WHAT THE EXERCISE ASKS: Lines below that hold the word "timestamp" must be copied in full.

Data about app and page elements:
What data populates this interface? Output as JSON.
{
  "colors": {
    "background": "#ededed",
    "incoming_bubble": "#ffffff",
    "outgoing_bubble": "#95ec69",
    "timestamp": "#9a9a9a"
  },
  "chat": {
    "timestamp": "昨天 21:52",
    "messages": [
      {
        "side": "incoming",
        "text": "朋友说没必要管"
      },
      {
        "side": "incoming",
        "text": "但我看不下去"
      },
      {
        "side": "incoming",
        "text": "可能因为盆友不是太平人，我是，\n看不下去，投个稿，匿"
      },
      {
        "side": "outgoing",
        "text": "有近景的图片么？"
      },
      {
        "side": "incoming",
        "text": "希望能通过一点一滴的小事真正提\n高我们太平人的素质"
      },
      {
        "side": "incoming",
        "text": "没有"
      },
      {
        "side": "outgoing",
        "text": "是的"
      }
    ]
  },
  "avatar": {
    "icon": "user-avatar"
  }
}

TASK RESPONSE:
    "timestamp": "#9a9a9a"
    "timestamp": "昨天 21:52",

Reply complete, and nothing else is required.